* [WHAT TO PRODUCE]:
All of the records below are to be printed exactly; the pictures are to be left out.

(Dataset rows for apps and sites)
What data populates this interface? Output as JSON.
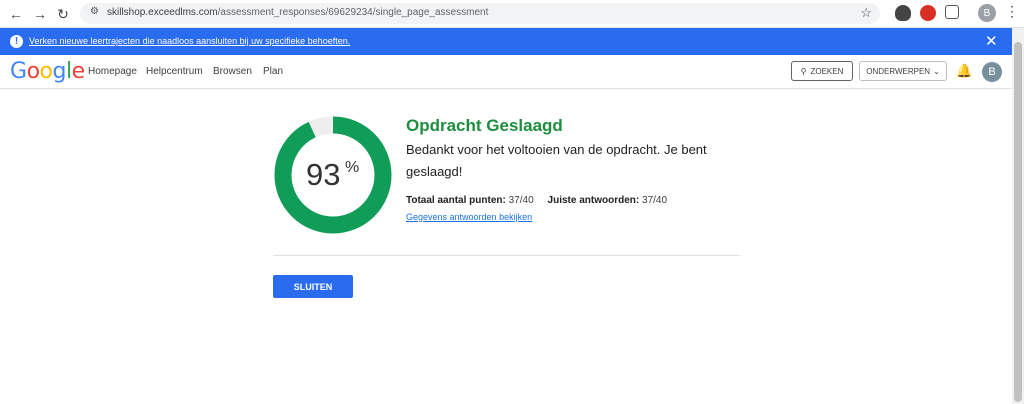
{
  "browser": {
    "url_host": "skillshop.exceedlms.com",
    "url_path": "/assessment_responses/69629234/single_page_assessment",
    "profile_initial": "B"
  },
  "banner": {
    "text": "Verken nieuwe leertrajecten die naadloos aansluiten bij uw specifieke behoeften.",
    "color": "#2a6cf0"
  },
  "header": {
    "logo": [
      "G",
      "o",
      "o",
      "g",
      "l",
      "e"
    ],
    "logo_colors": [
      "#4285f4",
      "#ea4335",
      "#fbbc05",
      "#4285f4",
      "#34a853",
      "#ea4335"
    ],
    "nav": [
      "Homepage",
      "Helpcentrum",
      "Browsen",
      "Plan"
    ],
    "search_label": "ZOEKEN",
    "topics_label": "ONDERWERPEN",
    "avatar_initial": "B"
  },
  "result": {
    "score_value": 0.93,
    "score": "93",
    "percent_sign": "%",
    "title": "Opdracht Geslaagd",
    "message": "Bedankt voor het voltooien van de opdracht. Je bent geslaagd!",
    "points_label": "Totaal aantal punten:",
    "points_value": "37/40",
    "correct_label": "Juiste antwoorden:",
    "correct_value": "37/40",
    "details_link": "Gegevens antwoorden bekijken",
    "close_label": "SLUITEN",
    "ring_color": "#0f9d58",
    "ring_bg_color": "#eeeeee"
  }
}
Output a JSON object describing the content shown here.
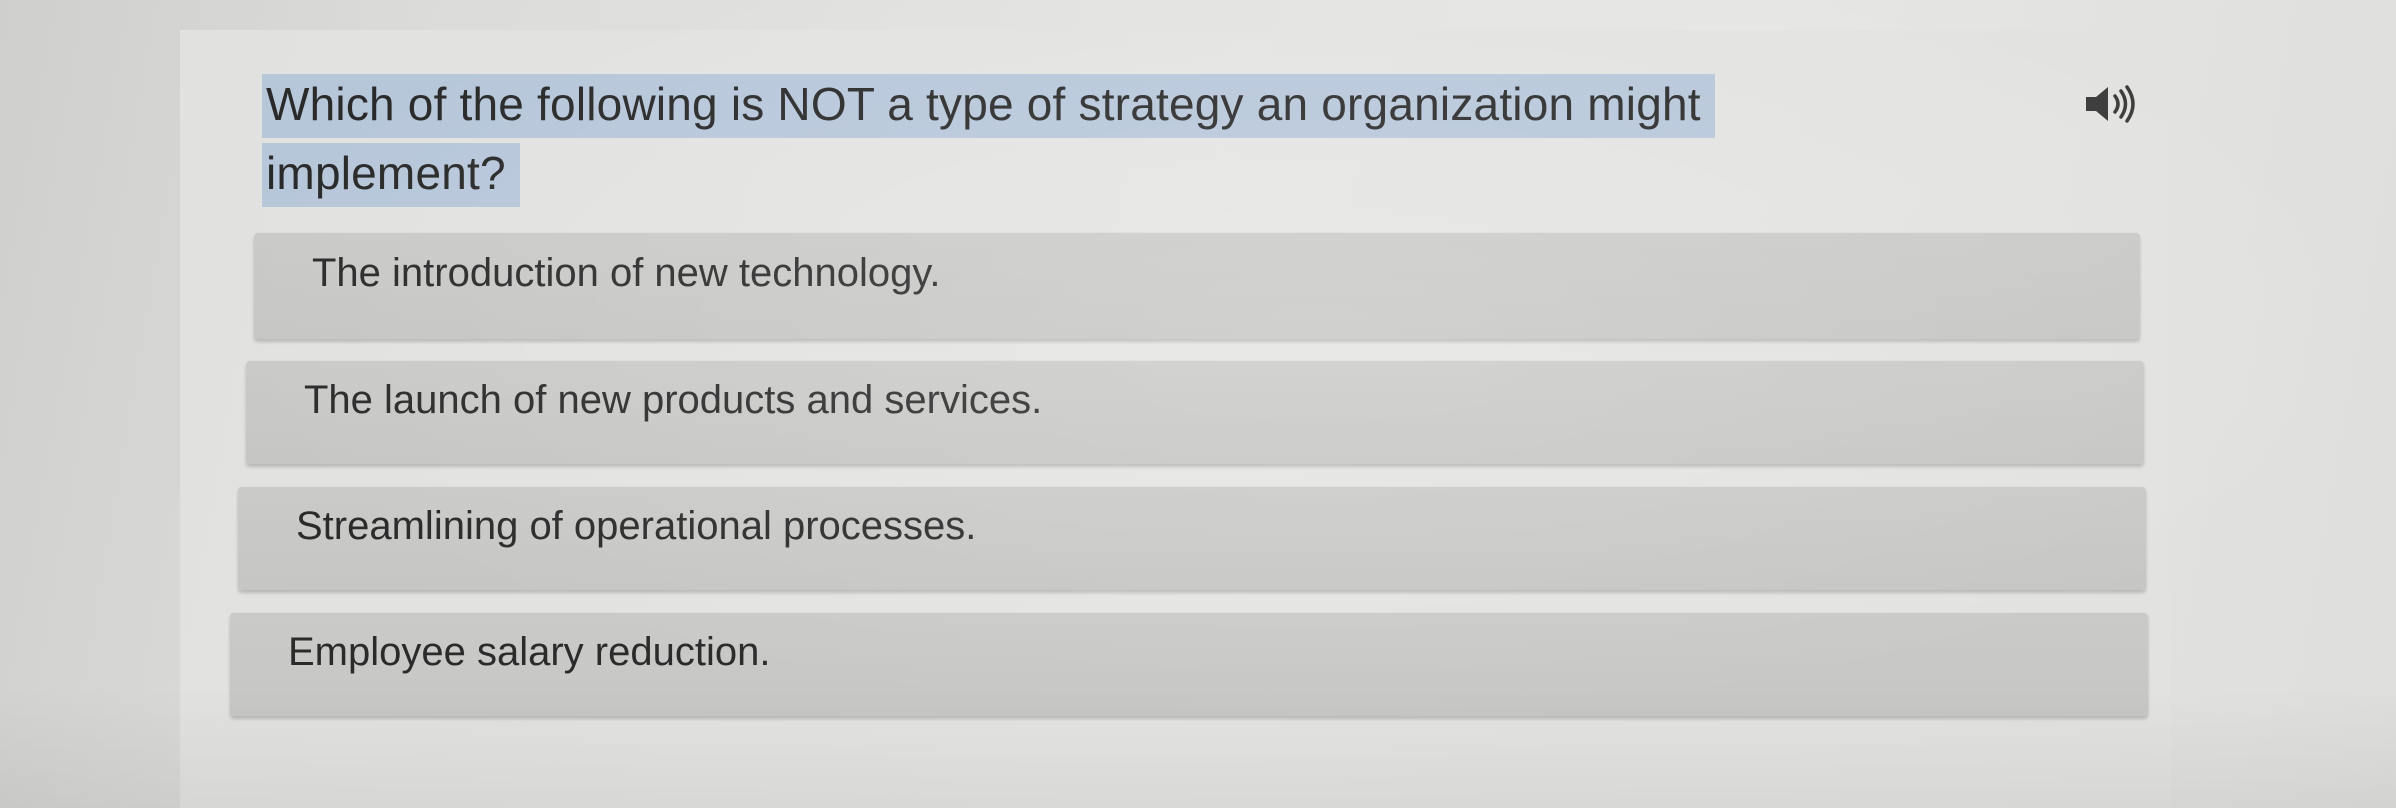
{
  "question": {
    "text": "Which of the following is NOT a type of strategy an organization might implement?"
  },
  "audio": {
    "icon": "speaker-icon"
  },
  "options": [
    {
      "label": "The introduction of new technology."
    },
    {
      "label": "The launch of new products and services."
    },
    {
      "label": "Streamlining of operational processes."
    },
    {
      "label": "Employee salary reduction."
    }
  ],
  "colors": {
    "highlight": "#b7c7da",
    "option_bg": "#c8c8c6",
    "text": "#2b2b2b"
  }
}
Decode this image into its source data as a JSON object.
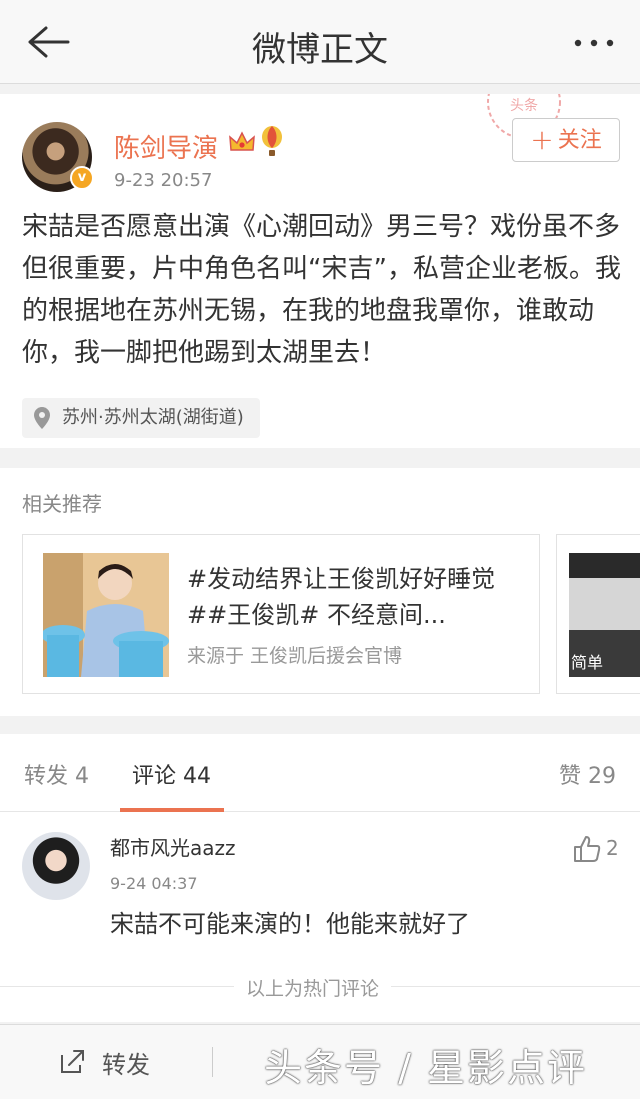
{
  "nav": {
    "title": "微博正文"
  },
  "post": {
    "username": "陈剑导演",
    "badge": "v",
    "time": "9-23 20:57",
    "follow_label": "关注",
    "text": "宋喆是否愿意出演《心潮回动》男三号？戏份虽不多但很重要，片中角色名叫“宋吉”，私营企业老板。我的根据地在苏州无锡，在我的地盘我罩你，谁敢动你，我一脚把他踢到太湖里去！",
    "location": "苏州·苏州太湖(湖街道)",
    "stamp_text": "头条"
  },
  "related": {
    "header": "相关推荐",
    "card1": {
      "title": "#发动结界让王俊凯好好睡觉##王俊凯# 不经意间...",
      "source": "来源于 王俊凯后援会官博"
    },
    "card2": {
      "thumb_text": "简单"
    }
  },
  "tabs": {
    "repost": "转发 4",
    "comments": "评论 44",
    "likes": "赞 29"
  },
  "comment": {
    "user": "都市风光aazz",
    "time": "9-24 04:37",
    "text": "宋喆不可能来演的！他能来就好了",
    "likes": "2",
    "hot_label": "以上为热门评论"
  },
  "bottom": {
    "share_label": "转发",
    "watermark": "头条号 / 星影点评"
  }
}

* [RESULT]:
What data populates this interface? Output as JSON.
{
  "browser": {
    "url_host": "skillshop.exceedlms.com",
    "url_path": "/assessment_responses/69629234/single_page_assessment",
    "profile_initial": "B"
  },
  "banner": {
    "text": "Verken nieuwe leertrajecten die naadloos aansluiten bij uw specifieke behoeften.",
    "color": "#2a6cf0"
  },
  "header": {
    "logo": [
      "G",
      "o",
      "o",
      "g",
      "l",
      "e"
    ],
    "logo_colors": [
      "#4285f4",
      "#ea4335",
      "#fbbc05",
      "#4285f4",
      "#34a853",
      "#ea4335"
    ],
    "nav": [
      "Homepage",
      "Helpcentrum",
      "Browsen",
      "Plan"
    ],
    "search_label": "ZOEKEN",
    "topics_label": "ONDERWERPEN",
    "avatar_initial": "B"
  },
  "result": {
    "score_value": 0.93,
    "score": "93",
    "percent_sign": "%",
    "title": "Opdracht Geslaagd",
    "message": "Bedankt voor het voltooien van de opdracht. Je bent geslaagd!",
    "points_label": "Totaal aantal punten:",
    "points_value": "37/40",
    "correct_label": "Juiste antwoorden:",
    "correct_value": "37/40",
    "details_link": "Gegevens antwoorden bekijken",
    "close_label": "SLUITEN",
    "ring_color": "#0f9d58",
    "ring_bg_color": "#eeeeee"
  }
}
Output a JSON object describing the content shown here.
{
  "question": {
    "text": "Which of the following is NOT a type of strategy an organization might implement?"
  },
  "audio": {
    "icon": "speaker-icon"
  },
  "options": [
    {
      "label": "The introduction of new technology."
    },
    {
      "label": "The launch of new products and services."
    },
    {
      "label": "Streamlining of operational processes."
    },
    {
      "label": "Employee salary reduction."
    }
  ],
  "colors": {
    "highlight": "#b7c7da",
    "option_bg": "#c8c8c6",
    "text": "#2b2b2b"
  }
}
Decode this image into its source data as a JSON object.
{
  "nav": {
    "title": "微博正文"
  },
  "post": {
    "username": "陈剑导演",
    "badge": "v",
    "time": "9-23 20:57",
    "follow_label": "关注",
    "text": "宋喆是否愿意出演《心潮回动》男三号？戏份虽不多但很重要，片中角色名叫“宋吉”，私营企业老板。我的根据地在苏州无锡，在我的地盘我罩你，谁敢动你，我一脚把他踢到太湖里去！",
    "location": "苏州·苏州太湖(湖街道)",
    "stamp_text": "头条"
  },
  "related": {
    "header": "相关推荐",
    "card1": {
      "title": "#发动结界让王俊凯好好睡觉##王俊凯# 不经意间...",
      "source": "来源于 王俊凯后援会官博"
    },
    "card2": {
      "thumb_text": "简单"
    }
  },
  "tabs": {
    "repost": "转发 4",
    "comments": "评论 44",
    "likes": "赞 29"
  },
  "comment": {
    "user": "都市风光aazz",
    "time": "9-24 04:37",
    "text": "宋喆不可能来演的！他能来就好了",
    "likes": "2",
    "hot_label": "以上为热门评论"
  },
  "bottom": {
    "share_label": "转发",
    "watermark": "头条号 / 星影点评"
  }
}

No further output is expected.